Lofty Larynx is happy to clarify that no malice whatsoever was intended towards DMX and its vast US music operation. Distilling this complex issue into one page was never going to be an exact science – but it does appear to have worked well enough to engage the attention of Britain’s songwriters and composers – which was the purpose of the text. Concern was solely that revenues for US public performance get through to writers –as opposed to the “trickle up economics” all too prevalent in today’s creative industries.
One can agree without reservation with DMX that:
“When DMX enters into a direct license with a music publisher, the music publisher assumes the obligation to pay the writer’s share of any performance royalty directly to the writer(s) of the licensed composition. Those payments are governed by the contracts entered into between a songwriter and a music publisher ... the writer is also dependent upon their music publisher to accurately and faithfully remit all funds due under applicable contracts.”So, US writers’ royalties first:
All should welcome DMX’s urging writers to check their statements to check for the “proper allocation of royalties”. Is DMX filing detailed usage data for US writers whose works they play so the publishers can pay the US writers in those directly licensed catalogues? Perhaps Lorne Abony can reassure US writers. Why? Because, sadly, writers are exposed to the risk that they may never see this licence revenue – it being highly likely that their contractual entitlement to be paid arises when usage is "directly and identifiably" attributable to their works.
One cheap and easy riposte from publishers might be to allege deficiencies in the statistical analyses by the societies to inform distributions. Aside from the maxim that smashing up other people’s furniture seldom makes one’s own furniture look any nicer, surely the societies’ administrative function is preferable, even if only as a matter of policy? It seems unfair that writers have to fund publishers’ generous executive salaries and bonuses and dividends to shareholders out of their earnings. Collecting societies, by contrast, are not-for-profit organisations whose senior executives are remunerated well below the levels of the major music companies. And writers sit on societies’ boards, can influence and monitor policy, tariffs and distributions.
Questions about the data relating to the performance by DMX of UK writers’ works, however, are largely academic because regrettably one cannot see how DMX can have been granted a valid licence as the US publishers do not have the UK writers' performing right to grant (though it may be useful to determine losses if any legal action were to ensue). Why?
The writer’s assignment to the publisher is customarily "subject to" the writer’s assignment of the broadcast and public performance right exclusively to PRS for Music. This exclusive grant by the writer is a personal contract (the Membership Agreement) between each writer and PRS for Music. A music publishing contract presupposes a writer's membership of PRS - clarifying the position in terms whereby, should a writer resign from PRS for Music, the performing right will vest with the publisher. But only where the writer resigns their membership.
One by product of this arrangement is that a publisher cannot compel a writer to resign from the society without exposing themselves to allegations of tortious interference ie inducement breach a contract which, under English law, is a tort.
There is no question of the PRS issuing licences in the USA. The UK writers’ rights pass exclusively to the PRS and then onward to societies in the US - not to the US publishers.

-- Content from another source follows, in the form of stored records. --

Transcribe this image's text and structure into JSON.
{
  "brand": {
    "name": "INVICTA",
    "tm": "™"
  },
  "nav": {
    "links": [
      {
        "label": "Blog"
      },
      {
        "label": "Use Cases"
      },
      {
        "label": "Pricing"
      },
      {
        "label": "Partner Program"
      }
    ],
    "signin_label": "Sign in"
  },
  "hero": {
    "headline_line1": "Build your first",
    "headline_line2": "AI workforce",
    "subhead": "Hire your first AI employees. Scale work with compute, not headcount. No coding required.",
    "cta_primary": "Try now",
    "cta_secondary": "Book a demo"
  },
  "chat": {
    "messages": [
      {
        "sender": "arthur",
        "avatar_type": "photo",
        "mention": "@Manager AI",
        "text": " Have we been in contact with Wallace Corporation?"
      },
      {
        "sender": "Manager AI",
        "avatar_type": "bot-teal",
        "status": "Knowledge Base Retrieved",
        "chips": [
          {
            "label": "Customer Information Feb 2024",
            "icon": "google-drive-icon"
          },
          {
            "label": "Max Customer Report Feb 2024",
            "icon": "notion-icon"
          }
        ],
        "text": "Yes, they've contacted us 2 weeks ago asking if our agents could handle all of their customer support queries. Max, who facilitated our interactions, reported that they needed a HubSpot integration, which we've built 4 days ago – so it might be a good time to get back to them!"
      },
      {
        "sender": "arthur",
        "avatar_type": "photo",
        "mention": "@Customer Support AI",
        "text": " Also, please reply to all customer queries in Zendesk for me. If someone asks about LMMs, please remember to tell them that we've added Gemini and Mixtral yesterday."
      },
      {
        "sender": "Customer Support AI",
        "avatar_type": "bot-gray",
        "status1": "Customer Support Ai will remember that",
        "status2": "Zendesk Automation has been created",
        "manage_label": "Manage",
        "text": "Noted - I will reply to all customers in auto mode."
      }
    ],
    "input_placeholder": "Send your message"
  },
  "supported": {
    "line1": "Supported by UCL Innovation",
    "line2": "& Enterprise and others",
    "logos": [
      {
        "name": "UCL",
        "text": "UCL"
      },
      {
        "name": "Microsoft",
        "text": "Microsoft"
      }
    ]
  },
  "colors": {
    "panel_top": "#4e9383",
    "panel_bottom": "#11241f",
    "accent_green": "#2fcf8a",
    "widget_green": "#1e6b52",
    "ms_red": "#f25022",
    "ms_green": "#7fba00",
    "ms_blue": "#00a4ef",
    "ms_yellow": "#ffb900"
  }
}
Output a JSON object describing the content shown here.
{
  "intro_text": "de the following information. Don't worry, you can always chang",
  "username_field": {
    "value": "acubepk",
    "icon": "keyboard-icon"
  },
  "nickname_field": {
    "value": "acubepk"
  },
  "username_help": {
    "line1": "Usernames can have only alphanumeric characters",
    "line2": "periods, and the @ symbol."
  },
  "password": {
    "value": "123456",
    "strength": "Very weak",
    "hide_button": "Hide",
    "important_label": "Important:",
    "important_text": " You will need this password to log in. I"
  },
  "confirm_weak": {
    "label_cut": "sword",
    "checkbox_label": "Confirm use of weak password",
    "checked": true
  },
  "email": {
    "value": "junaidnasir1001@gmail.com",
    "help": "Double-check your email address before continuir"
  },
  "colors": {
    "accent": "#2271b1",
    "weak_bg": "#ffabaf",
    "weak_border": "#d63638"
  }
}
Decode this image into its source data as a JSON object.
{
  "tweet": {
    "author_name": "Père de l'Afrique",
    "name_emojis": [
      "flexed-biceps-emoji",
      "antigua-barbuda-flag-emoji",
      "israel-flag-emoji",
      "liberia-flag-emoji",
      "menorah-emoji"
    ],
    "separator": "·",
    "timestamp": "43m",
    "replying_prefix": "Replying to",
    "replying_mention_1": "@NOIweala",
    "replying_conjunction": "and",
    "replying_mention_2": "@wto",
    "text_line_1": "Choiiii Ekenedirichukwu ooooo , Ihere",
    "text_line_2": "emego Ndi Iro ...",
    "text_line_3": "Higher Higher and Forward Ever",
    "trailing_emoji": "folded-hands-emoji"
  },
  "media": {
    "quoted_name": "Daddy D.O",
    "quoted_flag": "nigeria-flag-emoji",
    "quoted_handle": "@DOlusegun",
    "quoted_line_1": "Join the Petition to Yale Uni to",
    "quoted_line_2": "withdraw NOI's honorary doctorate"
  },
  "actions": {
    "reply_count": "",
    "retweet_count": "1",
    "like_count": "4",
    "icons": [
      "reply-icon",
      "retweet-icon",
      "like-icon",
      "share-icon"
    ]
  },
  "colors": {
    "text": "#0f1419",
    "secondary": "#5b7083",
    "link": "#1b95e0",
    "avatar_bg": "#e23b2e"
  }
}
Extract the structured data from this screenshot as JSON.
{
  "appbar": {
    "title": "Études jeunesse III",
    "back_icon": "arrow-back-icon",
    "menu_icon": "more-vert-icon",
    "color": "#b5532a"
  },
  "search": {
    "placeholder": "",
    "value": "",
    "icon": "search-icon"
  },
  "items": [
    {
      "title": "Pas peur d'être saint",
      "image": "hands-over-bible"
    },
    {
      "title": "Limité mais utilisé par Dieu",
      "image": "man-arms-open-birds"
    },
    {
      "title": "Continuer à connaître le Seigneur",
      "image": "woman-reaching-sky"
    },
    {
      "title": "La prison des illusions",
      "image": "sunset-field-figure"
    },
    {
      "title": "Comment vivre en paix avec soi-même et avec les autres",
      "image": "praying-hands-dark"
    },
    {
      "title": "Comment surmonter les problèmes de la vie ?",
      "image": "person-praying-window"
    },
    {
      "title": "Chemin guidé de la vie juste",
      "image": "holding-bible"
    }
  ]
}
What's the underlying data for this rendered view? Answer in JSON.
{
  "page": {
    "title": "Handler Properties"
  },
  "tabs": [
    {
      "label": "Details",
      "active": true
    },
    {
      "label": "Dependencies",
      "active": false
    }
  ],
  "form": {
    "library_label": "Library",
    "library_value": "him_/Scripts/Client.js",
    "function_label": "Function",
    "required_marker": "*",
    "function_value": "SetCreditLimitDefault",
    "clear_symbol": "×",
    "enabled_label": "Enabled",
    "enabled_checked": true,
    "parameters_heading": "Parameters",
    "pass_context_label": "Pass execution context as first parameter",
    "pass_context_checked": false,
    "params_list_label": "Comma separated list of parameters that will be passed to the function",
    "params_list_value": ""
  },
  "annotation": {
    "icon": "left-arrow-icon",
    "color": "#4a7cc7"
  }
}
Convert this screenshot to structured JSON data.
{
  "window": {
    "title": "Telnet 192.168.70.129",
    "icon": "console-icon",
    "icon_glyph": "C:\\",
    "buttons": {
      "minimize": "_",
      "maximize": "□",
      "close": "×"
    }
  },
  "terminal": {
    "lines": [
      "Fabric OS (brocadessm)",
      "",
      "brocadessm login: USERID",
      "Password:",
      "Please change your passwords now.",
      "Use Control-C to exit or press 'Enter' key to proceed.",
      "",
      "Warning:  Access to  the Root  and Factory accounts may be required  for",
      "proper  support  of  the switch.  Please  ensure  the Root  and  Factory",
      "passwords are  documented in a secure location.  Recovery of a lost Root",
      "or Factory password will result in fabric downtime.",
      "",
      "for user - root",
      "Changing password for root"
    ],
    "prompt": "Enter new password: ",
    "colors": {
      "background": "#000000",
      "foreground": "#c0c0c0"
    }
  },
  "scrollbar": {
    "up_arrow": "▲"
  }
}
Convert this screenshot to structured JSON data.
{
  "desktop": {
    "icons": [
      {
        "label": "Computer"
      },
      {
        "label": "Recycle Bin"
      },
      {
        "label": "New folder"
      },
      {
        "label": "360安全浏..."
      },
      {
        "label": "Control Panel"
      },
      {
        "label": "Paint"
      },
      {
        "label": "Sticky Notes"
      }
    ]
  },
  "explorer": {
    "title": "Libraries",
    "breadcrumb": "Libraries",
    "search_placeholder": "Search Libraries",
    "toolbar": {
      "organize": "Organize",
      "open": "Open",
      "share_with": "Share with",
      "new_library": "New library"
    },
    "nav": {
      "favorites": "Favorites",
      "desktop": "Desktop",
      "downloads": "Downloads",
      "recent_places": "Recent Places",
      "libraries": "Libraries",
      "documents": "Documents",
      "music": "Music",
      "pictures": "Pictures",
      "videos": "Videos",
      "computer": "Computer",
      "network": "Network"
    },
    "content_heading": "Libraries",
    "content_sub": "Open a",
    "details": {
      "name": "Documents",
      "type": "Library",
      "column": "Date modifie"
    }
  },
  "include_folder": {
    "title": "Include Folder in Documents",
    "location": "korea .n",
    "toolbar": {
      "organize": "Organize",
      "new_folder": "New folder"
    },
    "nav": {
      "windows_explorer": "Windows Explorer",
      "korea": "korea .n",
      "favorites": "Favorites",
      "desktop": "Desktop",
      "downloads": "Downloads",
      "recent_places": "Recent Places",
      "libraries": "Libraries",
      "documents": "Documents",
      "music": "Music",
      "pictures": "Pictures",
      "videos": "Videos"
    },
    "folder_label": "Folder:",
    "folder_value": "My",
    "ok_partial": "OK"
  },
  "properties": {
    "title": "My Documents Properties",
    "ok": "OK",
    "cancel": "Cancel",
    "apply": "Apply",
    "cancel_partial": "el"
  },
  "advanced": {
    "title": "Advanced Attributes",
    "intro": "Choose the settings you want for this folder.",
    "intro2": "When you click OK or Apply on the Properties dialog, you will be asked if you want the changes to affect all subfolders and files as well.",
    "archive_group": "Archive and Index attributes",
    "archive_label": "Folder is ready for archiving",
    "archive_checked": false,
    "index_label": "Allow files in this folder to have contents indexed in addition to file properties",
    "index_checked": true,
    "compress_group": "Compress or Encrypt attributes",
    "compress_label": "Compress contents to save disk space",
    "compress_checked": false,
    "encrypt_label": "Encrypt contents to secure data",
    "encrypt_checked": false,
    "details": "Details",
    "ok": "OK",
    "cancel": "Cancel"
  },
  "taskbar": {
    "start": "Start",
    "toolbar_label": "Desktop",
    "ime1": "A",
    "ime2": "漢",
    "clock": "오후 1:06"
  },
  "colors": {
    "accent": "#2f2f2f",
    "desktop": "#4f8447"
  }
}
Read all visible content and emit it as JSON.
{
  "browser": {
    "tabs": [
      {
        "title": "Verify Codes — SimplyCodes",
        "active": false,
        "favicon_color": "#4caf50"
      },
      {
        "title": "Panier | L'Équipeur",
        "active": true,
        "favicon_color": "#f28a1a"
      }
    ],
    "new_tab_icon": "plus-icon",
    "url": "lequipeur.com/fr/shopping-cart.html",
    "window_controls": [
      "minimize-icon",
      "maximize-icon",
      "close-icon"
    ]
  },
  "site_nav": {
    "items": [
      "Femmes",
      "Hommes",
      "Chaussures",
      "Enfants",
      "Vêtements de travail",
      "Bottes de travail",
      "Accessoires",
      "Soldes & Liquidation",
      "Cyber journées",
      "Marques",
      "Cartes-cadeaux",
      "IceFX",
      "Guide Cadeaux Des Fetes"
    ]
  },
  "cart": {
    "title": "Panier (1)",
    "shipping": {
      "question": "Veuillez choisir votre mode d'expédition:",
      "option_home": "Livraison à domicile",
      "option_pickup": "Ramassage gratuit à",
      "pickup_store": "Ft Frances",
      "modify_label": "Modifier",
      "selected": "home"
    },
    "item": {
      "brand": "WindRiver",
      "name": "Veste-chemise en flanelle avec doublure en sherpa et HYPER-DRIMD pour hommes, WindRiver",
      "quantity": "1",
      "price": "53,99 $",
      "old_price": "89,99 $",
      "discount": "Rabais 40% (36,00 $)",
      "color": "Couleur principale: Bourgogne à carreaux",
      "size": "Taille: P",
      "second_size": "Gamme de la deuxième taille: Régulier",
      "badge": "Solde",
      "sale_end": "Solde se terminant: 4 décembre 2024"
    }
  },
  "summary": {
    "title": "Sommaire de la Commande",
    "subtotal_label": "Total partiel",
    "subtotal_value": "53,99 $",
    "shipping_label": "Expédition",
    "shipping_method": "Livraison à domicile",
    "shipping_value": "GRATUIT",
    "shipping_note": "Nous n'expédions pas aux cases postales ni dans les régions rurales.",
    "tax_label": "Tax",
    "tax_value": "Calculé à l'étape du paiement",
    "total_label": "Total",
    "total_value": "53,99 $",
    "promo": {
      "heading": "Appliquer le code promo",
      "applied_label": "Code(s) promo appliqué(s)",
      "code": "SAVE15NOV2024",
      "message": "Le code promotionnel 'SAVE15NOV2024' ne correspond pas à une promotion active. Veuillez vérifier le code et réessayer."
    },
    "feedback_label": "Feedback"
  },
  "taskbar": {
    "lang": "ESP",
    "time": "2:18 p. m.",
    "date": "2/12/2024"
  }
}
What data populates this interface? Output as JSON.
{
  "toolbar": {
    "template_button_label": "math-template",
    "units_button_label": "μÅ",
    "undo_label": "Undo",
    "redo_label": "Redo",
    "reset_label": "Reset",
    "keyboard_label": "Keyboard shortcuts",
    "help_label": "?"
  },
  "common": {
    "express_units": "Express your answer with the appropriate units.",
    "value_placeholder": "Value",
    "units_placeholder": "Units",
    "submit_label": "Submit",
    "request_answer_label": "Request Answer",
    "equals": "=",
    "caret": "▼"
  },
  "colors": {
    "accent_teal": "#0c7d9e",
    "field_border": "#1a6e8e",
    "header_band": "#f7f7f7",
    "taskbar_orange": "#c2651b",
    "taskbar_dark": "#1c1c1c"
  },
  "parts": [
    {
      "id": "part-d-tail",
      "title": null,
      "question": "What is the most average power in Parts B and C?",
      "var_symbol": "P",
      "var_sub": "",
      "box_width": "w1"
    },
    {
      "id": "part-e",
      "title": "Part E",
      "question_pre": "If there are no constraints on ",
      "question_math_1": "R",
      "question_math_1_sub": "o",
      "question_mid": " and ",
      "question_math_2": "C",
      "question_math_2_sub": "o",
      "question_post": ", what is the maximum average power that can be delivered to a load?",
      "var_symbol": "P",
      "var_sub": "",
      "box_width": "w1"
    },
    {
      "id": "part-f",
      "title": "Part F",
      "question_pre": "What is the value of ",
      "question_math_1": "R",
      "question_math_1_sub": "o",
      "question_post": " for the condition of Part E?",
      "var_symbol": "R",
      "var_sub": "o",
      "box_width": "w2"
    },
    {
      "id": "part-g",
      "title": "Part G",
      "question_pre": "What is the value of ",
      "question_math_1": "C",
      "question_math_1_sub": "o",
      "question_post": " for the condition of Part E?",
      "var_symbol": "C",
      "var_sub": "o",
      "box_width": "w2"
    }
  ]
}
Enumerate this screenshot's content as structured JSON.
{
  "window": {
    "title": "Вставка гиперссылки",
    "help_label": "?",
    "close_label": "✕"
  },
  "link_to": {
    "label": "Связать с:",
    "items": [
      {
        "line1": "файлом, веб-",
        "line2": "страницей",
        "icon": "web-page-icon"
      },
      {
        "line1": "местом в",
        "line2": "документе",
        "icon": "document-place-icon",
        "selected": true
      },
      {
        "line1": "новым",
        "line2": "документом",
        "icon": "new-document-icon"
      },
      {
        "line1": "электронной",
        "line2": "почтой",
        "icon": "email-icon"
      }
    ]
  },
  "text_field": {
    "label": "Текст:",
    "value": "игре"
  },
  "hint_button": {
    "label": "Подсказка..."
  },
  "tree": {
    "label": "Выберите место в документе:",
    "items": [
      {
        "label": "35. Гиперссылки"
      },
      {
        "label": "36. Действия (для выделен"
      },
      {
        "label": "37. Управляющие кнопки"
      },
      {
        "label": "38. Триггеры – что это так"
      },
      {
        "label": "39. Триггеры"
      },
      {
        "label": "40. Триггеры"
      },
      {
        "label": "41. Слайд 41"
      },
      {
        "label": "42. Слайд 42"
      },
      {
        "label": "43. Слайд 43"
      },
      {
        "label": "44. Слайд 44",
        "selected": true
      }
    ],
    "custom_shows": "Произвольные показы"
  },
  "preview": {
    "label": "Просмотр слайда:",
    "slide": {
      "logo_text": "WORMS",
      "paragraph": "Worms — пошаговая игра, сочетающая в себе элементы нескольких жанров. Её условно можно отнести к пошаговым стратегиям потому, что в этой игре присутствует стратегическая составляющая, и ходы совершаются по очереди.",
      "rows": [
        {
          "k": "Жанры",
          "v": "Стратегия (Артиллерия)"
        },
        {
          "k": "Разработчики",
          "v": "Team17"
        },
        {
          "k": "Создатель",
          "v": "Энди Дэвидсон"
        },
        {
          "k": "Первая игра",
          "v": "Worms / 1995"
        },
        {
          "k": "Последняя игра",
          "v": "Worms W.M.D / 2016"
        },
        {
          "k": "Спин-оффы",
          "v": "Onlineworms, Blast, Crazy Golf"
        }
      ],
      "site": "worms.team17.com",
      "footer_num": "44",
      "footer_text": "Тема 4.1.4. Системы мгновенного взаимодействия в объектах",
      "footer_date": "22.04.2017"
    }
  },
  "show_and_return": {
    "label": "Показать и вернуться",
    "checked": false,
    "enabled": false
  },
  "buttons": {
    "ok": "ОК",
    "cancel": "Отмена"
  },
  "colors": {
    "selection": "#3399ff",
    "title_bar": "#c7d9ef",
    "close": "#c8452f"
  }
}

It is interesting to see how many more members of the public than was first thought receive DMX's service – 120 million listeners per day. That’s quite a reach and, as writers are the basic building block of DMX’s supply chain, one begins to be sympathetic to their position – playing some music that they were assured was granted under a valid licence. One hopes they will discuss their difficulties with their purported licensors.
In the meantime, UK (and Canadian, Australian, and Continental European) songwriters, composers and lyricists should be entitled to expect their revenues to be paid to them by PRS for Music, the body that, by contract, they authorised to act as their exclusive licensors – money arriving in Blighty from the USA via ACSAP, BMI and SESAC".